*Work to be completed*: Could you restate the entries below word for word and leave the images out?

╔══

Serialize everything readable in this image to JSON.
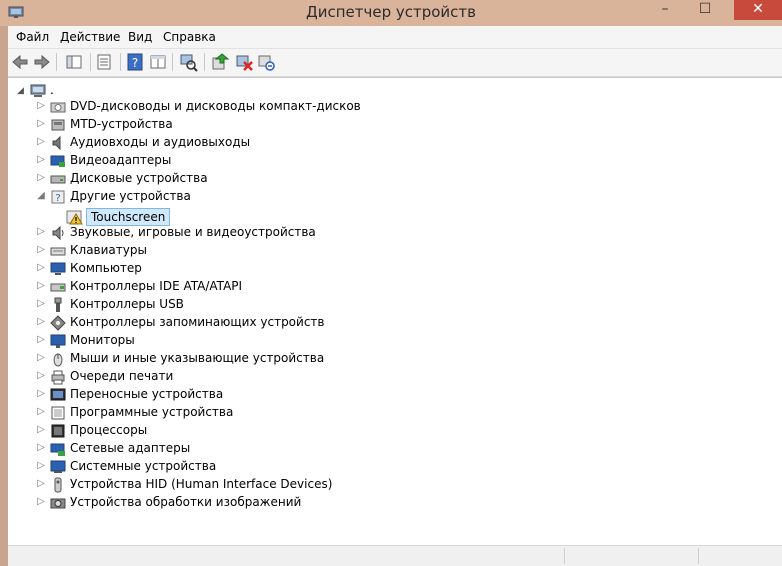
{
  "window": {
    "title": "Диспетчер устройств",
    "close_glyph": "✕",
    "minimize_glyph": "–",
    "maximize_glyph": "☐"
  },
  "menu": [
    "Файл",
    "Действие",
    "Вид",
    "Справка"
  ],
  "toolbar_icons": [
    "back-icon",
    "forward-icon",
    "console-tree-icon",
    "properties-icon",
    "help-icon",
    "view-icon",
    "scan-hardware-icon",
    "update-driver-icon",
    "disable-device-icon",
    "uninstall-device-icon"
  ],
  "tree": {
    "root_label": ".",
    "categories": [
      {
        "label": "DVD-дисководы и дисководы компакт-дисков",
        "icon": "dvd-drive-icon",
        "expanded": false
      },
      {
        "label": "MTD-устройства",
        "icon": "mtd-device-icon",
        "expanded": false
      },
      {
        "label": "Аудиовходы и аудиовыходы",
        "icon": "speaker-icon",
        "expanded": false
      },
      {
        "label": "Видеоадаптеры",
        "icon": "display-adapter-icon",
        "expanded": false
      },
      {
        "label": "Дисковые устройства",
        "icon": "disk-drive-icon",
        "expanded": false
      },
      {
        "label": "Другие устройства",
        "icon": "unknown-device-icon",
        "expanded": true
      },
      {
        "label": "Звуковые, игровые и видеоустройства",
        "icon": "sound-device-icon",
        "expanded": false
      },
      {
        "label": "Клавиатуры",
        "icon": "keyboard-icon",
        "expanded": false
      },
      {
        "label": "Компьютер",
        "icon": "computer-icon",
        "expanded": false
      },
      {
        "label": "Контроллеры IDE ATA/ATAPI",
        "icon": "ide-controller-icon",
        "expanded": false
      },
      {
        "label": "Контроллеры USB",
        "icon": "usb-icon",
        "expanded": false
      },
      {
        "label": "Контроллеры запоминающих устройств",
        "icon": "storage-controller-icon",
        "expanded": false
      },
      {
        "label": "Мониторы",
        "icon": "monitor-icon",
        "expanded": false
      },
      {
        "label": "Мыши и иные указывающие устройства",
        "icon": "mouse-icon",
        "expanded": false
      },
      {
        "label": "Очереди печати",
        "icon": "printer-icon",
        "expanded": false
      },
      {
        "label": "Переносные устройства",
        "icon": "portable-device-icon",
        "expanded": false
      },
      {
        "label": "Программные устройства",
        "icon": "software-device-icon",
        "expanded": false
      },
      {
        "label": "Процессоры",
        "icon": "processor-icon",
        "expanded": false
      },
      {
        "label": "Сетевые адаптеры",
        "icon": "network-adapter-icon",
        "expanded": false
      },
      {
        "label": "Системные устройства",
        "icon": "system-device-icon",
        "expanded": false
      },
      {
        "label": "Устройства HID (Human Interface Devices)",
        "icon": "hid-device-icon",
        "expanded": false
      },
      {
        "label": "Устройства обработки изображений",
        "icon": "imaging-device-icon",
        "expanded": false
      }
    ],
    "child": {
      "label": "Touchscreen",
      "icon": "warning-device-icon"
    }
  }
}
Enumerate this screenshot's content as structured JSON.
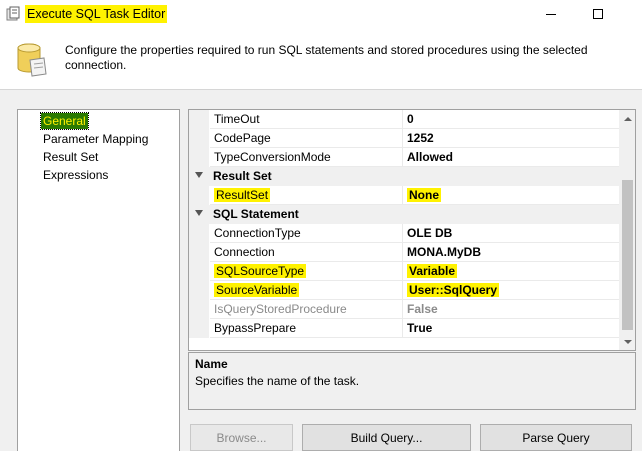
{
  "window": {
    "title": "Execute SQL Task Editor",
    "icon": "execute-sql-task-icon"
  },
  "header": {
    "description": "Configure the properties required to run SQL statements and stored procedures using the selected connection.",
    "icon": "database-scroll-icon"
  },
  "nav": {
    "items": [
      {
        "label": "General",
        "selected": true
      },
      {
        "label": "Parameter Mapping",
        "selected": false
      },
      {
        "label": "Result Set",
        "selected": false
      },
      {
        "label": "Expressions",
        "selected": false
      }
    ]
  },
  "grid": {
    "rows": [
      {
        "name": "TimeOut",
        "value": "0"
      },
      {
        "name": "CodePage",
        "value": "1252"
      },
      {
        "name": "TypeConversionMode",
        "value": "Allowed"
      },
      {
        "category": "Result Set"
      },
      {
        "name": "ResultSet",
        "value": "None",
        "highlight": true
      },
      {
        "category": "SQL Statement"
      },
      {
        "name": "ConnectionType",
        "value": "OLE DB"
      },
      {
        "name": "Connection",
        "value": "MONA.MyDB"
      },
      {
        "name": "SQLSourceType",
        "value": "Variable",
        "highlight": true
      },
      {
        "name": "SourceVariable",
        "value": "User::SqlQuery",
        "highlight": true
      },
      {
        "name": "IsQueryStoredProcedure",
        "value": "False",
        "disabled": true
      },
      {
        "name": "BypassPrepare",
        "value": "True"
      }
    ]
  },
  "description": {
    "title": "Name",
    "text": "Specifies the name of the task."
  },
  "buttons": {
    "browse": "Browse...",
    "build_query": "Build Query...",
    "parse_query": "Parse Query"
  },
  "colors": {
    "highlight": "#fff200",
    "selected_nav_bg": "#2a7a00"
  }
}
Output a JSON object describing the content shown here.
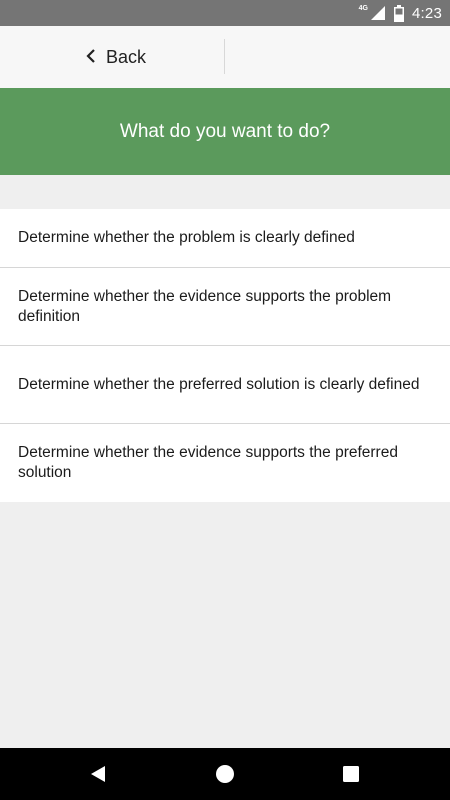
{
  "status_bar": {
    "network": "4G",
    "time": "4:23",
    "icons": [
      "signal-icon",
      "battery-icon"
    ]
  },
  "top_nav": {
    "back_label": "Back",
    "icon": "chevron-left-icon"
  },
  "header": {
    "title": "What do you want to do?",
    "color": "#5b9a5c"
  },
  "options": [
    {
      "label": "Determine whether the problem is clearly defined"
    },
    {
      "label": "Determine whether the evidence supports the problem definition"
    },
    {
      "label": "Determine whether the preferred solution is clearly defined"
    },
    {
      "label": "Determine whether the evidence supports the preferred solution"
    }
  ],
  "system_nav": {
    "icons": [
      "nav-back-icon",
      "nav-home-icon",
      "nav-recents-icon"
    ]
  }
}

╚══

*Expected output*:
Serialize everything readable in this image to JSON.
{
  "window": {
    "title": "Диспетчер устройств",
    "close_glyph": "✕",
    "minimize_glyph": "–",
    "maximize_glyph": "☐"
  },
  "menu": [
    "Файл",
    "Действие",
    "Вид",
    "Справка"
  ],
  "toolbar_icons": [
    "back-icon",
    "forward-icon",
    "console-tree-icon",
    "properties-icon",
    "help-icon",
    "view-icon",
    "scan-hardware-icon",
    "update-driver-icon",
    "disable-device-icon",
    "uninstall-device-icon"
  ],
  "tree": {
    "root_label": ".",
    "categories": [
      {
        "label": "DVD-дисководы и дисководы компакт-дисков",
        "icon": "dvd-drive-icon",
        "expanded": false
      },
      {
        "label": "MTD-устройства",
        "icon": "mtd-device-icon",
        "expanded": false
      },
      {
        "label": "Аудиовходы и аудиовыходы",
        "icon": "speaker-icon",
        "expanded": false
      },
      {
        "label": "Видеоадаптеры",
        "icon": "display-adapter-icon",
        "expanded": false
      },
      {
        "label": "Дисковые устройства",
        "icon": "disk-drive-icon",
        "expanded": false
      },
      {
        "label": "Другие устройства",
        "icon": "unknown-device-icon",
        "expanded": true
      },
      {
        "label": "Звуковые, игровые и видеоустройства",
        "icon": "sound-device-icon",
        "expanded": false
      },
      {
        "label": "Клавиатуры",
        "icon": "keyboard-icon",
        "expanded": false
      },
      {
        "label": "Компьютер",
        "icon": "computer-icon",
        "expanded": false
      },
      {
        "label": "Контроллеры IDE ATA/ATAPI",
        "icon": "ide-controller-icon",
        "expanded": false
      },
      {
        "label": "Контроллеры USB",
        "icon": "usb-icon",
        "expanded": false
      },
      {
        "label": "Контроллеры запоминающих устройств",
        "icon": "storage-controller-icon",
        "expanded": false
      },
      {
        "label": "Мониторы",
        "icon": "monitor-icon",
        "expanded": false
      },
      {
        "label": "Мыши и иные указывающие устройства",
        "icon": "mouse-icon",
        "expanded": false
      },
      {
        "label": "Очереди печати",
        "icon": "printer-icon",
        "expanded": false
      },
      {
        "label": "Переносные устройства",
        "icon": "portable-device-icon",
        "expanded": false
      },
      {
        "label": "Программные устройства",
        "icon": "software-device-icon",
        "expanded": false
      },
      {
        "label": "Процессоры",
        "icon": "processor-icon",
        "expanded": false
      },
      {
        "label": "Сетевые адаптеры",
        "icon": "network-adapter-icon",
        "expanded": false
      },
      {
        "label": "Системные устройства",
        "icon": "system-device-icon",
        "expanded": false
      },
      {
        "label": "Устройства HID (Human Interface Devices)",
        "icon": "hid-device-icon",
        "expanded": false
      },
      {
        "label": "Устройства обработки изображений",
        "icon": "imaging-device-icon",
        "expanded": false
      }
    ],
    "child": {
      "label": "Touchscreen",
      "icon": "warning-device-icon"
    }
  }
}
Enumerate this screenshot's content as structured JSON.
{
  "window": {
    "title": "Execute SQL Task Editor",
    "icon": "execute-sql-task-icon"
  },
  "header": {
    "description": "Configure the properties required to run SQL statements and stored procedures using the selected connection.",
    "icon": "database-scroll-icon"
  },
  "nav": {
    "items": [
      {
        "label": "General",
        "selected": true
      },
      {
        "label": "Parameter Mapping",
        "selected": false
      },
      {
        "label": "Result Set",
        "selected": false
      },
      {
        "label": "Expressions",
        "selected": false
      }
    ]
  },
  "grid": {
    "rows": [
      {
        "name": "TimeOut",
        "value": "0"
      },
      {
        "name": "CodePage",
        "value": "1252"
      },
      {
        "name": "TypeConversionMode",
        "value": "Allowed"
      },
      {
        "category": "Result Set"
      },
      {
        "name": "ResultSet",
        "value": "None",
        "highlight": true
      },
      {
        "category": "SQL Statement"
      },
      {
        "name": "ConnectionType",
        "value": "OLE DB"
      },
      {
        "name": "Connection",
        "value": "MONA.MyDB"
      },
      {
        "name": "SQLSourceType",
        "value": "Variable",
        "highlight": true
      },
      {
        "name": "SourceVariable",
        "value": "User::SqlQuery",
        "highlight": true
      },
      {
        "name": "IsQueryStoredProcedure",
        "value": "False",
        "disabled": true
      },
      {
        "name": "BypassPrepare",
        "value": "True"
      }
    ]
  },
  "description": {
    "title": "Name",
    "text": "Specifies the name of the task."
  },
  "buttons": {
    "browse": "Browse...",
    "build_query": "Build Query...",
    "parse_query": "Parse Query"
  },
  "colors": {
    "highlight": "#fff200",
    "selected_nav_bg": "#2a7a00"
  }
}
Output a JSON object describing the content shown here.
{
  "status_bar": {
    "network": "4G",
    "time": "4:23",
    "icons": [
      "signal-icon",
      "battery-icon"
    ]
  },
  "top_nav": {
    "back_label": "Back",
    "icon": "chevron-left-icon"
  },
  "header": {
    "title": "What do you want to do?",
    "color": "#5b9a5c"
  },
  "options": [
    {
      "label": "Determine whether the problem is clearly defined"
    },
    {
      "label": "Determine whether the evidence supports the problem definition"
    },
    {
      "label": "Determine whether the preferred solution is clearly defined"
    },
    {
      "label": "Determine whether the evidence supports the preferred solution"
    }
  ],
  "system_nav": {
    "icons": [
      "nav-back-icon",
      "nav-home-icon",
      "nav-recents-icon"
    ]
  }
}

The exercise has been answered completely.